Fighting fire with fire: The positive Effects of Being Exposed to Meta-Conspiracy Theories
Mikey Biddlestone (Postdoctoral researcher, Cambridge, UK)
Abstract. Effective interventions to reduce susceptibility to conspiracy beliefs appear to be blossoming, drawing attention to a number of important concerns. In this ongoing research, we hope to extend methods of psychological inoculation (small doses of conspiracy theories to confer psychological immunity) to be most appealing to those high in conspiracy mentality. We hope to do this by framing conspiracy-refuting information in a conspiratorial manner, in other words, fighting fire with fire. In cross-sectional Study 1 (N = 555), we found that although COVID-19 vaccine conspiracy beliefs and COVID-19 vaccine meta-conspiracy beliefs (i.e., the conspiracy theory is a conspiracy) were positively correlated, accounting for their overlap in variance revealed that COVID-19 vaccination intentions were negatively predicted by COVID-19 vaccine conspiracy beliefs, but positively predicted by COVID-19 vaccine meta-conspiracy beliefs. In experimental Study 2 (N = 720; pre-registered), we exposed participants to COVID-19 vaccine conspiracy theories, alongside COVID-19 vaccine meta-conspiracy theories, alone or as pre- and de-bunks (vs. control). We found that presentation of the COVID-19 vaccine meta-conspiracy theories alone and as pre- and de-bunks increased belief in COVID-19 vaccine meta-conspiracy theories without increasing COVID-19 vaccine conspiracy beliefs (vs. control). Additional analyses revealed tentatively promising effects for COVID-19 vaccination intentions, with the pre-bunk condition appearing most effective among those displaying moderate and high levels of conspiracy mentality. We discuss implications, methodological limitations, and possibilities for future studies.

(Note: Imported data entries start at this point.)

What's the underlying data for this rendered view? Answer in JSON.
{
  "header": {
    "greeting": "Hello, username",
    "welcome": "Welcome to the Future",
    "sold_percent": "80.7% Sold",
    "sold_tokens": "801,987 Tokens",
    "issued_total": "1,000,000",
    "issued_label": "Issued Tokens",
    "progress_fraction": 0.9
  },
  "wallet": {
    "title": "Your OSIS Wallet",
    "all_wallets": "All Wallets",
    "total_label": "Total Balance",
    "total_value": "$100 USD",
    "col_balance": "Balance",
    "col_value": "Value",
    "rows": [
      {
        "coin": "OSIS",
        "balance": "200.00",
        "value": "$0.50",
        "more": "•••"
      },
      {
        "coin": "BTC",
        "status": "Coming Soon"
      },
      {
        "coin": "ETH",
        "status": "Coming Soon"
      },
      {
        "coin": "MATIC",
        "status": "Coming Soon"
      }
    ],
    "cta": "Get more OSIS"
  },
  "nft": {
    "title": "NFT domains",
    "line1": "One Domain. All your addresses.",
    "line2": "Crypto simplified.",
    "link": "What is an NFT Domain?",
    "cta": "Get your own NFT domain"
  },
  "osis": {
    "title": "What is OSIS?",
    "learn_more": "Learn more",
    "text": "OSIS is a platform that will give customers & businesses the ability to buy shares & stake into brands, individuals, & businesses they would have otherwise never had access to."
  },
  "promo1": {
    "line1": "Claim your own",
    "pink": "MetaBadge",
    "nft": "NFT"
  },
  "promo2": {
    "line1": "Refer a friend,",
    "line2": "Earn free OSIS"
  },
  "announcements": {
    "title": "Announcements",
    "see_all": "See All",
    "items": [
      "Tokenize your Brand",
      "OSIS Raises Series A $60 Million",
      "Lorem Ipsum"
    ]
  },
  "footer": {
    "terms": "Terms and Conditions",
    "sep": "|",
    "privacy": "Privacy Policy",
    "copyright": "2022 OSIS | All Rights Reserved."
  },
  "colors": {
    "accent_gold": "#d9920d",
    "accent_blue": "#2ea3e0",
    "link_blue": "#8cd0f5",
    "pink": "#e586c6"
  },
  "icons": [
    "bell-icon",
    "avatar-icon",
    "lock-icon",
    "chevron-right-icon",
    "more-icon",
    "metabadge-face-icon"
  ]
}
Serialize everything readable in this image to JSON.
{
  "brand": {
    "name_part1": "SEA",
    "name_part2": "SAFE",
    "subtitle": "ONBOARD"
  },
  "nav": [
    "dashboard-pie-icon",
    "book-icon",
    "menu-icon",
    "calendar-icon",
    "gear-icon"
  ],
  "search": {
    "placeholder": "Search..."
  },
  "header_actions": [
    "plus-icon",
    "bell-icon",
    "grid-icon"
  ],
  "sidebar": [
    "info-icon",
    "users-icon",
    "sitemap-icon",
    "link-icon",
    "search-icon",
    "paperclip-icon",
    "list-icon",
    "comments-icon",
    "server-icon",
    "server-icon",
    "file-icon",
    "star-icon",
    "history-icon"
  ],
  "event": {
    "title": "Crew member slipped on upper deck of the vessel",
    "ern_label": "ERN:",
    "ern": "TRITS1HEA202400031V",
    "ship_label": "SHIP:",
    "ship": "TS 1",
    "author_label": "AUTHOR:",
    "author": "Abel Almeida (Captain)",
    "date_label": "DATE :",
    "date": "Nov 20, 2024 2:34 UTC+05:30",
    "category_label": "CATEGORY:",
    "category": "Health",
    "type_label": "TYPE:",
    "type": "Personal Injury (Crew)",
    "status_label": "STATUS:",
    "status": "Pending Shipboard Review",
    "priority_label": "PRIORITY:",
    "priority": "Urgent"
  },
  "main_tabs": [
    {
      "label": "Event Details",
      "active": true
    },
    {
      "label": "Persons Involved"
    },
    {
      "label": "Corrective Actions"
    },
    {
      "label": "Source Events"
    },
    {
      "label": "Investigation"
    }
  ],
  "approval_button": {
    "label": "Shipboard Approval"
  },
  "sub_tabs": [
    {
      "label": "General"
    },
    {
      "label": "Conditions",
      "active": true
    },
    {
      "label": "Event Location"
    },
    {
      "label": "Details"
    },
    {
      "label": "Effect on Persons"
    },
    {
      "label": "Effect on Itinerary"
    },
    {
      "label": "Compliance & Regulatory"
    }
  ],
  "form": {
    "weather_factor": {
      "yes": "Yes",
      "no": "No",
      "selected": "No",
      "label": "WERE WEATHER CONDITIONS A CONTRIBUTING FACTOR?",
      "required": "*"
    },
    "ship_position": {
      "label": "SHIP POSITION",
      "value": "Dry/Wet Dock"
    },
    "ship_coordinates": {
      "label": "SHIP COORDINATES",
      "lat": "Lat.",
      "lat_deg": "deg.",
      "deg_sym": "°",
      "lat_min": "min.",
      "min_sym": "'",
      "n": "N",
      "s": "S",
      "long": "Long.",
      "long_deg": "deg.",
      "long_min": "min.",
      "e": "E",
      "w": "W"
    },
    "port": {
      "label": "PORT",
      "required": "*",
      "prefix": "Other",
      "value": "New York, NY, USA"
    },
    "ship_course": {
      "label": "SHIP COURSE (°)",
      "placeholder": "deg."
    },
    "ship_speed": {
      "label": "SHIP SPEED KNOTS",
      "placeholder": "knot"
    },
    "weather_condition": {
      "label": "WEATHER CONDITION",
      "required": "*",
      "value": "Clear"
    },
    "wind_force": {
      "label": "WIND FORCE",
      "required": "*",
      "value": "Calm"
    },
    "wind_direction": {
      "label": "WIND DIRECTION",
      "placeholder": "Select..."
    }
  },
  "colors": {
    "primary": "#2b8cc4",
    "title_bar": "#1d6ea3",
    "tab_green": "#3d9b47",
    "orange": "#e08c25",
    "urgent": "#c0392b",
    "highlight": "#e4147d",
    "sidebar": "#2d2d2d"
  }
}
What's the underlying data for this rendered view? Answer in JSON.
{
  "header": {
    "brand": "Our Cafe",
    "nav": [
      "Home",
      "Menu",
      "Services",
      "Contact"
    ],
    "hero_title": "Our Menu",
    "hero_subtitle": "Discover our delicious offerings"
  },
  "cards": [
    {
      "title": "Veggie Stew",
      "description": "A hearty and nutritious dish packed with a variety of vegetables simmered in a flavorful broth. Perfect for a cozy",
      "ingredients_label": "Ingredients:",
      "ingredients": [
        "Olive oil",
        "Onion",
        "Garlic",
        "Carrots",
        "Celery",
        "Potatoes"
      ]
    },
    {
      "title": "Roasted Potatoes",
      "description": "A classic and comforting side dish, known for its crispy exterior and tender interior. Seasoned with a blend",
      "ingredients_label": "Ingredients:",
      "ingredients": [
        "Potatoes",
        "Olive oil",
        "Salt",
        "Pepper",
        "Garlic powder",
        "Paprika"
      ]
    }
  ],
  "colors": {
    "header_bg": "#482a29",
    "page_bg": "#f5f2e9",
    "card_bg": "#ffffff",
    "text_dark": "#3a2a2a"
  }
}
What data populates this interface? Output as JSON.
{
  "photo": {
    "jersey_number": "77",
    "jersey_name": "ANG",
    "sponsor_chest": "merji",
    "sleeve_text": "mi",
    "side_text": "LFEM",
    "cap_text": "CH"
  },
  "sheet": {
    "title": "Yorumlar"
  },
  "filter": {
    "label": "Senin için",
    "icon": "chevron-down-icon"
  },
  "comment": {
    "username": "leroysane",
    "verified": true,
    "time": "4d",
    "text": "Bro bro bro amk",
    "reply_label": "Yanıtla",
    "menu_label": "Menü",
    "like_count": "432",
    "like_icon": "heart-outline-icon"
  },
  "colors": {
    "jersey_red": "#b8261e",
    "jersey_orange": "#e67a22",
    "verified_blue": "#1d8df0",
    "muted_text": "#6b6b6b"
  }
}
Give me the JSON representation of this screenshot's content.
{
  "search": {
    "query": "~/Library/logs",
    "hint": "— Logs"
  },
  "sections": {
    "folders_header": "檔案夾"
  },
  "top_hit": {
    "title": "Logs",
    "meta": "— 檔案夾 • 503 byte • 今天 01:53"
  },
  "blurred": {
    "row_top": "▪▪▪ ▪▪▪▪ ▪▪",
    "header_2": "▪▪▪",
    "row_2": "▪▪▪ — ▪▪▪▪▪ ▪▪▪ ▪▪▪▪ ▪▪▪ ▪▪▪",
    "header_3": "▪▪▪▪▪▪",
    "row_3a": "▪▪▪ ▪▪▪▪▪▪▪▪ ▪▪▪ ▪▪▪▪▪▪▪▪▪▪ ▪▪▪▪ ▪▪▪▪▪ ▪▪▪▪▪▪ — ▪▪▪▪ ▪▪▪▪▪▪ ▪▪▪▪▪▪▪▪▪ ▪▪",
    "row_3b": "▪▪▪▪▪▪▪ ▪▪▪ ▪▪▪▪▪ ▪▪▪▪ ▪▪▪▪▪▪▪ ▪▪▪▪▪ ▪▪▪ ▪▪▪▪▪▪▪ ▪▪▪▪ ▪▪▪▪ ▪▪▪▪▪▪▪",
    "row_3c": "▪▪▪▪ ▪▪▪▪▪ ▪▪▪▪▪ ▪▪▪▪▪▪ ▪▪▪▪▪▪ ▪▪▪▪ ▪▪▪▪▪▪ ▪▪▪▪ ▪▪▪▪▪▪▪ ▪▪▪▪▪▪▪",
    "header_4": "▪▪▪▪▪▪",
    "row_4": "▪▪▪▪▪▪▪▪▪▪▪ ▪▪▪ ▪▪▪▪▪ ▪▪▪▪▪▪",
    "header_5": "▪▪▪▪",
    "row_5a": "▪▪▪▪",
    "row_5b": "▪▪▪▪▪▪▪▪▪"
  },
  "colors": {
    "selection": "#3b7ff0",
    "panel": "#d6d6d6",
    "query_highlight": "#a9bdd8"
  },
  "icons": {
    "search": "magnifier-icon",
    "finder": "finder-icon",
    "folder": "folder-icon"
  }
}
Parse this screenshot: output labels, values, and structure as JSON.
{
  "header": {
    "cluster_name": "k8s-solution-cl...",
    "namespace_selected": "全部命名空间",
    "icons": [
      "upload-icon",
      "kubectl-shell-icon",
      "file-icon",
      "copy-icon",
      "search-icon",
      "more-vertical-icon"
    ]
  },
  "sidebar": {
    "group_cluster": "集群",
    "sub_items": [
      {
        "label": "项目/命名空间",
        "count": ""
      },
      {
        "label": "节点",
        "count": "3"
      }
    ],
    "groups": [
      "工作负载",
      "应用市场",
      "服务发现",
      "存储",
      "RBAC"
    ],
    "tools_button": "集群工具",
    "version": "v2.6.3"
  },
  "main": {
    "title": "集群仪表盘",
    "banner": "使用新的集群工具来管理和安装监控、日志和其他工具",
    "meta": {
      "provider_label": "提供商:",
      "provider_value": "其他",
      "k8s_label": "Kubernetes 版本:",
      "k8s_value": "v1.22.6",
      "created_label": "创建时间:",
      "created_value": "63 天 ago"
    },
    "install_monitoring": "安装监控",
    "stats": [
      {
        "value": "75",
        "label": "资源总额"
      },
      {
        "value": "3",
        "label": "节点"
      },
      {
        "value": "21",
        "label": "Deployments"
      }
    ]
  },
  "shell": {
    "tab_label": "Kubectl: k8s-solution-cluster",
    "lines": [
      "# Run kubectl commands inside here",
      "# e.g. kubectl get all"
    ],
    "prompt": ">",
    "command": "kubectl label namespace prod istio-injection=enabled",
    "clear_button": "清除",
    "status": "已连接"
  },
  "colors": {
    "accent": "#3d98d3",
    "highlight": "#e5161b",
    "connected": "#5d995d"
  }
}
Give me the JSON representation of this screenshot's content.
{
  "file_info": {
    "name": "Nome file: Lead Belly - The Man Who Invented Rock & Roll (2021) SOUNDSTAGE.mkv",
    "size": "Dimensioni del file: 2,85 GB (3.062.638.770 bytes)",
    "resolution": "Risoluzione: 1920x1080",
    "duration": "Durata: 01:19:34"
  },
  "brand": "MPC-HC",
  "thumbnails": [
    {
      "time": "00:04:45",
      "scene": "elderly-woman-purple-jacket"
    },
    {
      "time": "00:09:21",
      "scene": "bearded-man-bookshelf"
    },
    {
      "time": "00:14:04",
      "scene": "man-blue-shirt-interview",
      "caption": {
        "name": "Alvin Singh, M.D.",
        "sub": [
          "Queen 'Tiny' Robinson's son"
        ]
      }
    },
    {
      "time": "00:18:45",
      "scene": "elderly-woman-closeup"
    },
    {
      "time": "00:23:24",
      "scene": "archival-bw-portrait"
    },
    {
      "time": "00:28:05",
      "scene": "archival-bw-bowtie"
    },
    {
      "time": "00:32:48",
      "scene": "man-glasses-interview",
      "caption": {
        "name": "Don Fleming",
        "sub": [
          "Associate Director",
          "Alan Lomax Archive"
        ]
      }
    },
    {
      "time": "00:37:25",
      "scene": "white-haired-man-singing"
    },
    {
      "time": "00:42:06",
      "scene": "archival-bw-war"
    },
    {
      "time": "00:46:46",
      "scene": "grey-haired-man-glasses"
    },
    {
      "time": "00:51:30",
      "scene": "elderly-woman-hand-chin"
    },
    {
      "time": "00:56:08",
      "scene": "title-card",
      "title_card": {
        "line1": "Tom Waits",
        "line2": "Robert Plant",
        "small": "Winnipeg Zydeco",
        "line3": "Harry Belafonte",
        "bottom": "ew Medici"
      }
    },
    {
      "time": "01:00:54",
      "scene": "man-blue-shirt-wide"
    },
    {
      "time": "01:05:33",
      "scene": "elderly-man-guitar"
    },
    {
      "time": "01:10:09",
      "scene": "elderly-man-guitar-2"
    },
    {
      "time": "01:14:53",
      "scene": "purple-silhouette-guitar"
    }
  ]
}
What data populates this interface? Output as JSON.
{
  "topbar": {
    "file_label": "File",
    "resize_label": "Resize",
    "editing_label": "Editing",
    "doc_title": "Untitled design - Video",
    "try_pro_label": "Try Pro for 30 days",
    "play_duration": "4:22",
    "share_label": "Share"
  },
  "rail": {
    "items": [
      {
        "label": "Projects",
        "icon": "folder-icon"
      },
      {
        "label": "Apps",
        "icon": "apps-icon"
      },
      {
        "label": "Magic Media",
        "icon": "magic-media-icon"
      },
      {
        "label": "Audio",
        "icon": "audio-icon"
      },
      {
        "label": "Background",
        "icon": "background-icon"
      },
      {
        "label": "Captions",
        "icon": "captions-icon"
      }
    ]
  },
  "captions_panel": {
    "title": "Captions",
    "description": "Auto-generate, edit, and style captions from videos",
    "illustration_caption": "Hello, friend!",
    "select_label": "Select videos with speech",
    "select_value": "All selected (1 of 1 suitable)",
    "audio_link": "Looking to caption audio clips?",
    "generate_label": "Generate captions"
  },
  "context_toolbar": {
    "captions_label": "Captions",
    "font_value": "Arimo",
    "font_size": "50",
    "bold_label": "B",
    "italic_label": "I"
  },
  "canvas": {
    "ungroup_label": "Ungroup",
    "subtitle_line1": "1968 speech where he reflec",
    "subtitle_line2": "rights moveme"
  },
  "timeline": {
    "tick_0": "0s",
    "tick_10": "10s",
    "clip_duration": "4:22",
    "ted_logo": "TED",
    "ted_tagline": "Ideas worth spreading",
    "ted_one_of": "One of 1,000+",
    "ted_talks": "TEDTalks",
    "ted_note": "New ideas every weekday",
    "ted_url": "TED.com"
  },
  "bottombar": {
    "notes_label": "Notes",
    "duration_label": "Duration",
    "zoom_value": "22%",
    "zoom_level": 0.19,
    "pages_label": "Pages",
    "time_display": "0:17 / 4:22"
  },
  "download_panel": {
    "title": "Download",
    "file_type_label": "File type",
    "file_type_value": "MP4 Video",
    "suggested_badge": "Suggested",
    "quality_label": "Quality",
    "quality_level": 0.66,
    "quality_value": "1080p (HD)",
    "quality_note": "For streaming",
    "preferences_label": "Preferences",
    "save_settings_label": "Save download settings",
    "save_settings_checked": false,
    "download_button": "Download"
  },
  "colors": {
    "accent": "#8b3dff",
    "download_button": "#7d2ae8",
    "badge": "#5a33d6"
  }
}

The social costs and benefits of sharing conspiracy theories
Ricky Green (Postdoctoral researcher, Kent, UK)
Abstract. Conspiracy theories are widely viewed as stigmatized beliefs, and it is often assumed that sharing conspiracy theories will therefore have negative reputational consequences for individuals. In five studies we examined the impression management costs and benefits of sharing conspiracy theories. In Experiment 1 (N = 354), participants perceived that people would avoid conspiracy theories when they wanted to create a favorable impression on others, but would share them to create a less favorable impression. We replicated this finding in Experiment 2 (N = 137), but also found potential benefits of sharing conspiracy theories. Specifically, participants perceived that individuals would share conspiracy theories to appear more unique (vs. average), and radical (vs. mainstream). In Experiments 3a, 3b and 4 (Ns = 248, 250 and 417), the latter pre-registered, we found that these perceptions are somewhat justified. Fictitious politicians who shared conspiracy theories (vs. refuted them) were perceived to be less predictable and competent, but also in some cases more of a “rogue” political outsider who is likely to effectively bring change. These differences were largely moderated by right-wing attitudes (Experiment 3a, Experiment 4) and pre-existing endorsement of conspiracy theories (Experiment 4). In Experiment 5, we examine similar impressions of someone who communicates conspiracy theories in their dating profile. We discuss the importance of examining conspiracy theories from this communicative perspective, and explore some ideas for future research.
The seminar will take place at the center as well as in this virtual seminar room.